Task description →
Across the entries below, how many lines include the word "JSON"? Reply with only the number.

━━━ Input material ━━━

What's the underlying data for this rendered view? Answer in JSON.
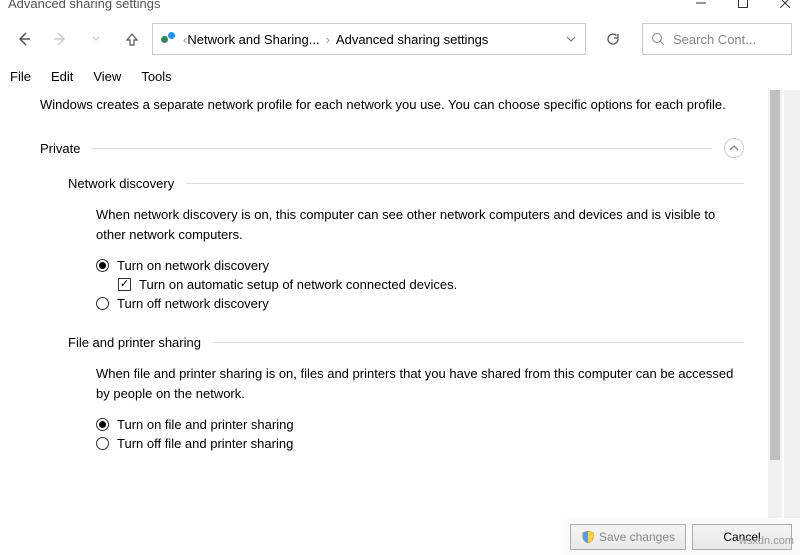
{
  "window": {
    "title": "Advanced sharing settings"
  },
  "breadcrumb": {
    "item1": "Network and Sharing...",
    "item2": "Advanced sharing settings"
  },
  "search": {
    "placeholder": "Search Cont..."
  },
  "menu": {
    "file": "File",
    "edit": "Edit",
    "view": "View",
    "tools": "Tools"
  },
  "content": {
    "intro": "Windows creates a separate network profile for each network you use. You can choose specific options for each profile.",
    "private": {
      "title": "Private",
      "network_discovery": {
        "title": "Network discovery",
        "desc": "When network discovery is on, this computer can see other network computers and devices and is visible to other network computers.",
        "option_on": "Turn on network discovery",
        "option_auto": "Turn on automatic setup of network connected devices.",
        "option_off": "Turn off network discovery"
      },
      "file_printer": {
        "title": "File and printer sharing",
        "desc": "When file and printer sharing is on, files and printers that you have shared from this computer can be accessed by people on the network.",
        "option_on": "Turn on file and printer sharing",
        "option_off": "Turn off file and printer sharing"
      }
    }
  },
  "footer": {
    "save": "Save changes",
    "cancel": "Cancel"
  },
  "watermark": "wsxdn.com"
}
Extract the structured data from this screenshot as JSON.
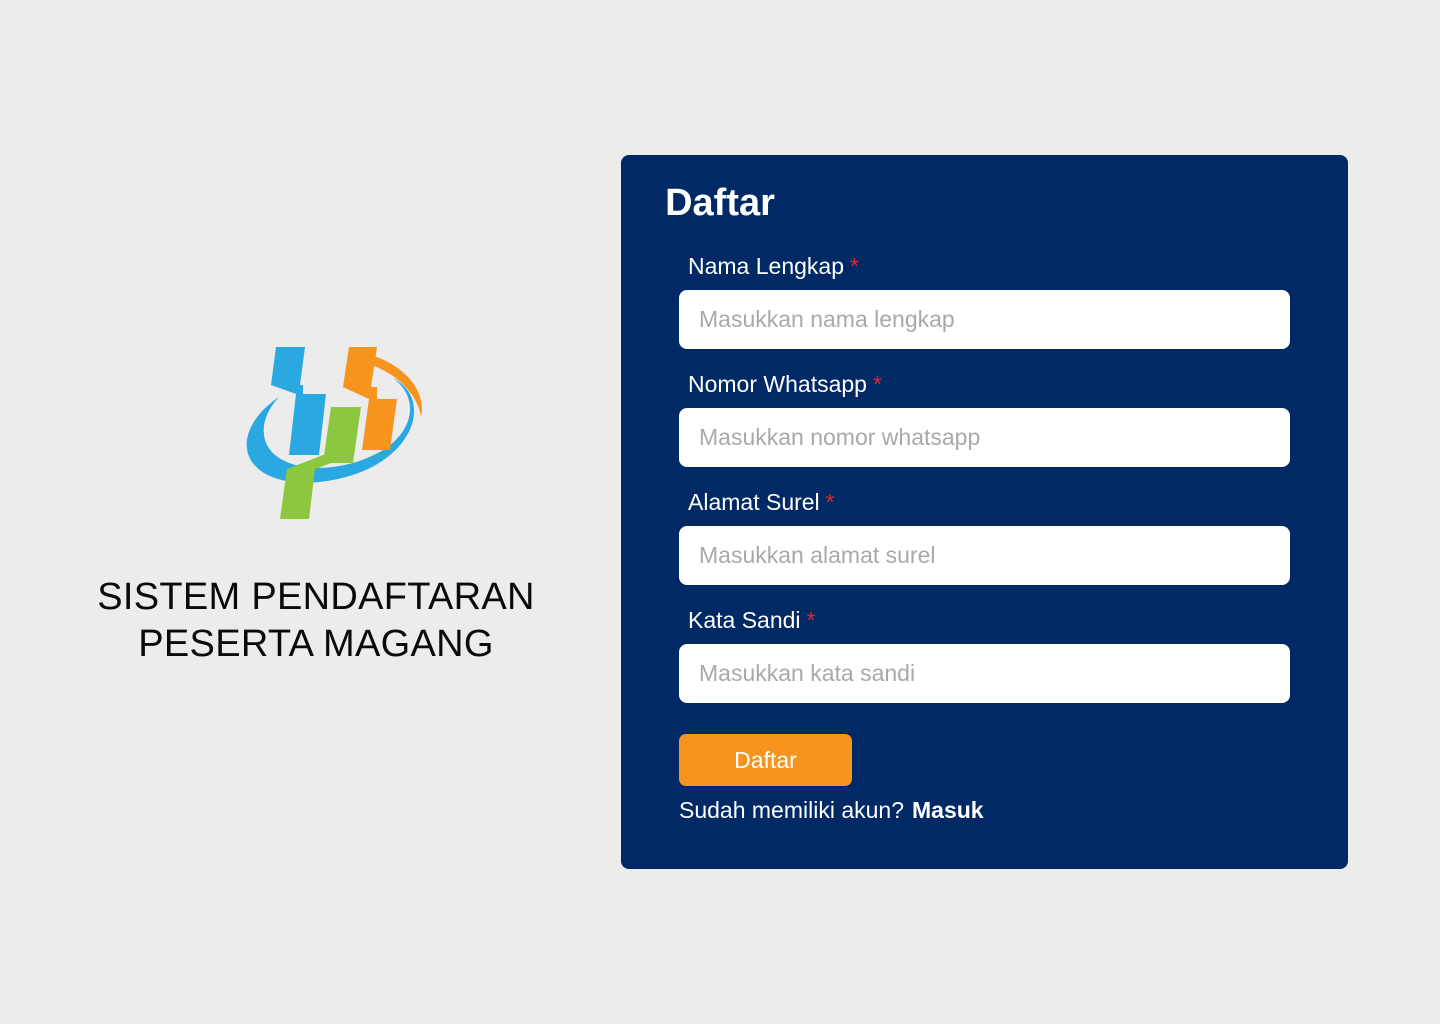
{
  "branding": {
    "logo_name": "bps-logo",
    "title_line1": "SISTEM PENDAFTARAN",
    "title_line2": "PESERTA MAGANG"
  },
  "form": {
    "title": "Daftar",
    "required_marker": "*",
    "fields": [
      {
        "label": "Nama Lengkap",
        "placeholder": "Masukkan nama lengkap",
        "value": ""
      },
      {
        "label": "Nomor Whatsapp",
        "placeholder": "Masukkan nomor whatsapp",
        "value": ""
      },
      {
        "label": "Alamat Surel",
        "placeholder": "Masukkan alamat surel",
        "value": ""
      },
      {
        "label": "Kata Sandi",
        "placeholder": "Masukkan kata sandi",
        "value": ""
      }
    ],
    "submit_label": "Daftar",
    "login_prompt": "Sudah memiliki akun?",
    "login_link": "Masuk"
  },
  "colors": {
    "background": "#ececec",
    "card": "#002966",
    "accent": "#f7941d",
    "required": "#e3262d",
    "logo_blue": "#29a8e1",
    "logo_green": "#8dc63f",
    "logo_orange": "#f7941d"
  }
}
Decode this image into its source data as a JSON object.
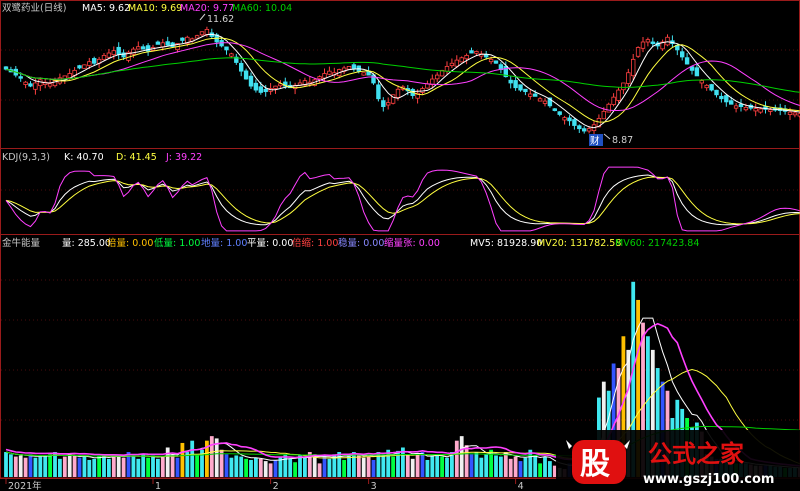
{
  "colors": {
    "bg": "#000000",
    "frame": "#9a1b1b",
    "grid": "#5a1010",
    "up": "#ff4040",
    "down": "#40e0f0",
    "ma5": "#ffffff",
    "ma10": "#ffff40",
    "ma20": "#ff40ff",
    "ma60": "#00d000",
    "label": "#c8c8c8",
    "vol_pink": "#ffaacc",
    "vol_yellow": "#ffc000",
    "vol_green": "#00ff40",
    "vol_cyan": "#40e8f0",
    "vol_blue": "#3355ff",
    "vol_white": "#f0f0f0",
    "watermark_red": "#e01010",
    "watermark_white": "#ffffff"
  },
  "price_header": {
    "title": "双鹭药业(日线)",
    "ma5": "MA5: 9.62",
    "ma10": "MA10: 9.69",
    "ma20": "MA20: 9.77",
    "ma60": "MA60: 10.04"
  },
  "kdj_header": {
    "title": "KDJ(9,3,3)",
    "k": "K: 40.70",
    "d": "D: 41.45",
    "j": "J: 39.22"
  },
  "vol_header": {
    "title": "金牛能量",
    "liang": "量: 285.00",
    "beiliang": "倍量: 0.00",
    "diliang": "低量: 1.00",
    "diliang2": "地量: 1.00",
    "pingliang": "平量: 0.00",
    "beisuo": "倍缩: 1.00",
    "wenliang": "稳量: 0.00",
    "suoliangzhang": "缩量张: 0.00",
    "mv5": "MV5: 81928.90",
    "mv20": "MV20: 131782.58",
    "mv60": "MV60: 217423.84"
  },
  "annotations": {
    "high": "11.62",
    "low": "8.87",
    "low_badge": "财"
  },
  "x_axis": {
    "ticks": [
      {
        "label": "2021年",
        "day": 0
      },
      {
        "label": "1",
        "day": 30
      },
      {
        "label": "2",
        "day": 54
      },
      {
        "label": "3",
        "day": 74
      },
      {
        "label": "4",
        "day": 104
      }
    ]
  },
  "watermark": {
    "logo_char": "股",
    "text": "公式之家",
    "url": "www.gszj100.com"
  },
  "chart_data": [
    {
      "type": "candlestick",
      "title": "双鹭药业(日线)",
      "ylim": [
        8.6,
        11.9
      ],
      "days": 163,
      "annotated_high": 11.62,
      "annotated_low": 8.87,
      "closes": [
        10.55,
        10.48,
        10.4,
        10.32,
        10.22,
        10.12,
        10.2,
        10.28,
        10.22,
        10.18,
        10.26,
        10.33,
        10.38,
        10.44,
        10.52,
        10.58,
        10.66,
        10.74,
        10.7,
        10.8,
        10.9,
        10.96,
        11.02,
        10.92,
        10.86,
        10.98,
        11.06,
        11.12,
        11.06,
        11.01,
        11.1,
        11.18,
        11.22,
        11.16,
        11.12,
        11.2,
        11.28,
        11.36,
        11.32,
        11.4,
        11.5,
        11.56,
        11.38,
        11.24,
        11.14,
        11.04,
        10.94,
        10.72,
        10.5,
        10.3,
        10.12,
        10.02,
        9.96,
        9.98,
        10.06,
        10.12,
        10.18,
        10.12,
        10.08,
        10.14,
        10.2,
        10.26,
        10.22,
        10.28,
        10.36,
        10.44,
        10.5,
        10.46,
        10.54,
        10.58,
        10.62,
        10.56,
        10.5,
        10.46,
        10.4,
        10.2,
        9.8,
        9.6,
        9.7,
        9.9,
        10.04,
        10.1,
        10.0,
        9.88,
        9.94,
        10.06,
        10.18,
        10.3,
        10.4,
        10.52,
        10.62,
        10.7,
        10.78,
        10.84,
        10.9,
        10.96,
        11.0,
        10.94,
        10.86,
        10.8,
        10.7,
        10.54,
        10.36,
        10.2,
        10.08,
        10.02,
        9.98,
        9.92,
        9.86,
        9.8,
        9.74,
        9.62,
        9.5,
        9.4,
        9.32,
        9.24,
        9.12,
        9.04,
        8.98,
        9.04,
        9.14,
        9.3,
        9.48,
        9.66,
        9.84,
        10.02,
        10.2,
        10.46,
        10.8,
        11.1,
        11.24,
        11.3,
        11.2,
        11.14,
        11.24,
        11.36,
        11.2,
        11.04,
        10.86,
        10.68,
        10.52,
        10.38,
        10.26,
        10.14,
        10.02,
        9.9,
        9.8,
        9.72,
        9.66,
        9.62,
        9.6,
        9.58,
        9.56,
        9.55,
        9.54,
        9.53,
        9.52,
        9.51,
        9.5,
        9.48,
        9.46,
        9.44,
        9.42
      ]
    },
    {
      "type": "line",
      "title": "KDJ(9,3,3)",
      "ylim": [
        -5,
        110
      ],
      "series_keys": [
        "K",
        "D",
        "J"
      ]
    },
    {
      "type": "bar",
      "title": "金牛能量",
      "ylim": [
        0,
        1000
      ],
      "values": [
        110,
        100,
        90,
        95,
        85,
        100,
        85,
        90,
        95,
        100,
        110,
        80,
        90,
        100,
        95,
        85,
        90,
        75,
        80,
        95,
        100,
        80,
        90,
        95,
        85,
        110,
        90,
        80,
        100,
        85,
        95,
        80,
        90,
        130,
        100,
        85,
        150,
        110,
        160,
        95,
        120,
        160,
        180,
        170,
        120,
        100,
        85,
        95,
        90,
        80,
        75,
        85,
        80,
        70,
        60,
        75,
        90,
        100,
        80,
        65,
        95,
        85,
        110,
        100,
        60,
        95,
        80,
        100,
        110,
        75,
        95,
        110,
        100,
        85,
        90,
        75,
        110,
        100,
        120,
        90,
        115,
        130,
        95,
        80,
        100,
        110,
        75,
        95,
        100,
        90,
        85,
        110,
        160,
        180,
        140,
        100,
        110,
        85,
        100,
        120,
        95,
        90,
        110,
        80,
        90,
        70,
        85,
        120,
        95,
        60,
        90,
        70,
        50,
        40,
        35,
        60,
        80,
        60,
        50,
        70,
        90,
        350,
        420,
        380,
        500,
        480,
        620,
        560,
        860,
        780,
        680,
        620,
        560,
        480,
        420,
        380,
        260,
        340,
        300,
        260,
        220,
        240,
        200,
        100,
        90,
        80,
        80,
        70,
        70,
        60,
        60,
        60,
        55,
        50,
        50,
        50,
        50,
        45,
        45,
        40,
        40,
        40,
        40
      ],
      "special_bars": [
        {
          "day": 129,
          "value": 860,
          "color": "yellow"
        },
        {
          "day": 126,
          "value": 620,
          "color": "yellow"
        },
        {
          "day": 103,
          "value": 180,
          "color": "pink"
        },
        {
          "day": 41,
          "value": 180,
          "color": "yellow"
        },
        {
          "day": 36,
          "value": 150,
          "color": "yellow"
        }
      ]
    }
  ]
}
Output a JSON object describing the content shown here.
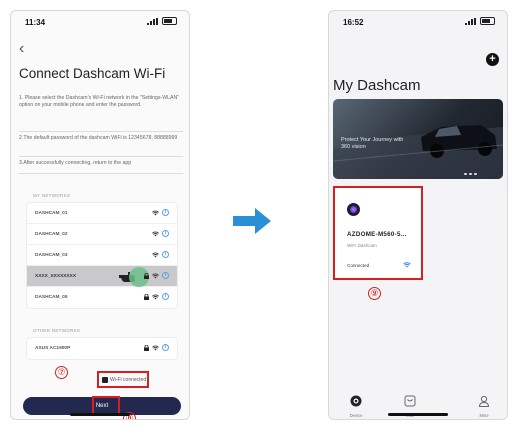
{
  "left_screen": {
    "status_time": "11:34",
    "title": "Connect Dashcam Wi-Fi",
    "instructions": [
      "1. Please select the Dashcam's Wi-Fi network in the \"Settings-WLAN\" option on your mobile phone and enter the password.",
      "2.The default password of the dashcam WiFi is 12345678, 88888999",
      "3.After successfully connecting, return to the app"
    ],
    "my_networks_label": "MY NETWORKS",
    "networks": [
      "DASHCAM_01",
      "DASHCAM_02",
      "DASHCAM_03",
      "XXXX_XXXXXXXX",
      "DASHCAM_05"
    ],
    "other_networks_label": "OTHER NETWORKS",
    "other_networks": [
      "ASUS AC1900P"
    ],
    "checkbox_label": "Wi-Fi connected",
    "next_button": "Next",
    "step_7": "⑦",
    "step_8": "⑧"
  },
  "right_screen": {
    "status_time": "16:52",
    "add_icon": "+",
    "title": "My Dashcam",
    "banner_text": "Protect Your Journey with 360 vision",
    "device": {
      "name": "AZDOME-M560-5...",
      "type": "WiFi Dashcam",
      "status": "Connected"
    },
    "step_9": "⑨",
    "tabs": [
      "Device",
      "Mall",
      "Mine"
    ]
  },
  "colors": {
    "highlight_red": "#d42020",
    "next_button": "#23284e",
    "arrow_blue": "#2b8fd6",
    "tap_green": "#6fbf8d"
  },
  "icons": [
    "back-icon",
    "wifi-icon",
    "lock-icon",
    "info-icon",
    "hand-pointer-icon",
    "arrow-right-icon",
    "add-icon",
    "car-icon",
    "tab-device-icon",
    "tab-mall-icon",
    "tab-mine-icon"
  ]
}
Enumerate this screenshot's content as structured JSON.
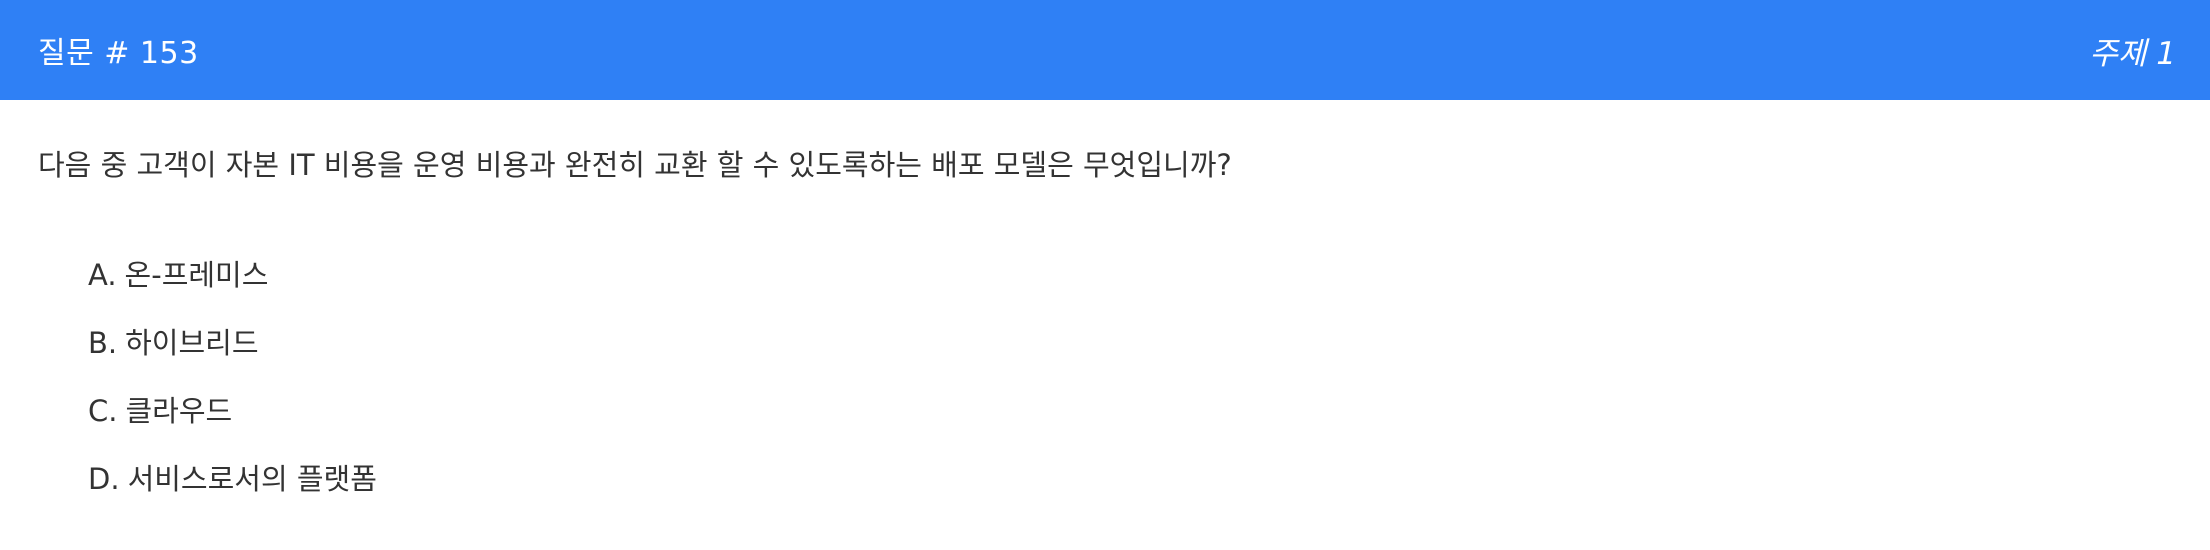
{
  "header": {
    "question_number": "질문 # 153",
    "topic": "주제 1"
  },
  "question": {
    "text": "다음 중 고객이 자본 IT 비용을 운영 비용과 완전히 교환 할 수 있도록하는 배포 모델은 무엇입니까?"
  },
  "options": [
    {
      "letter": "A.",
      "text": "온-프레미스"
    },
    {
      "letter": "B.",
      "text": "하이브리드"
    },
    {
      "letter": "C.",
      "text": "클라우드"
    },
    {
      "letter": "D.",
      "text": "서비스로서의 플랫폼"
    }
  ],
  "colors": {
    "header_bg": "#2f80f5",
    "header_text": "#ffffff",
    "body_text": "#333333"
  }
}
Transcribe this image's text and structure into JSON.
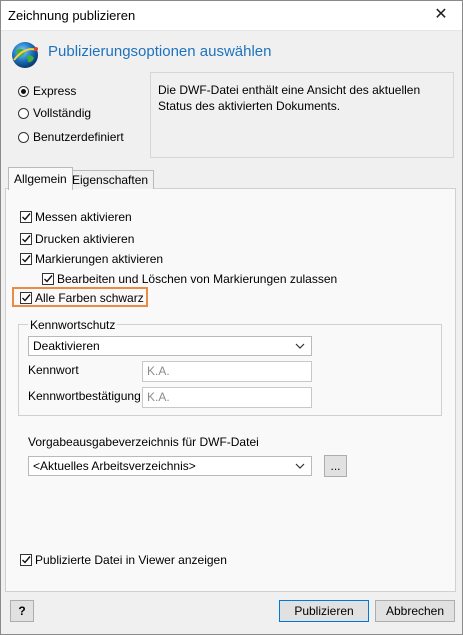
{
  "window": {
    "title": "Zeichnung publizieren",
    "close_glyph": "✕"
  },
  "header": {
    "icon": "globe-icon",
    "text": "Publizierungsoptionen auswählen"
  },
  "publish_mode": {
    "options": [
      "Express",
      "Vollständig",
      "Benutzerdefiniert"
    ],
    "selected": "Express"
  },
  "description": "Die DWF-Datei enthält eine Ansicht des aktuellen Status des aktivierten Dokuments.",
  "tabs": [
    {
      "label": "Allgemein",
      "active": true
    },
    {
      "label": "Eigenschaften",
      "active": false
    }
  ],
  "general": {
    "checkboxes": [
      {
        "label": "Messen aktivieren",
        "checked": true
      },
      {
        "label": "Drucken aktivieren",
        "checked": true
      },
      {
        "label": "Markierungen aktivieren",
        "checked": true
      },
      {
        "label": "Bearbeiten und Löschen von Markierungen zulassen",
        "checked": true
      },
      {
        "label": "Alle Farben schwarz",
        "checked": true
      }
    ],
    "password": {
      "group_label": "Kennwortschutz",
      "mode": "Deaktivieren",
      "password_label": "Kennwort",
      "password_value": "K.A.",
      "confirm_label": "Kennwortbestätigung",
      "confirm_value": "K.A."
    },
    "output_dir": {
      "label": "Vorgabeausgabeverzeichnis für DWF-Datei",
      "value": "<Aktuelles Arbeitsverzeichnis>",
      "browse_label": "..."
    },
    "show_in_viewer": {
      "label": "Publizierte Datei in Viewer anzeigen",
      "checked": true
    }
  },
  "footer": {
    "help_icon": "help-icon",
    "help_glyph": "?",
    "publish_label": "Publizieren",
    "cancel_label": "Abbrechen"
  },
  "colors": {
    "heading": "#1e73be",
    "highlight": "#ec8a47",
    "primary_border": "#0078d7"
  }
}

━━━

Finished task →
6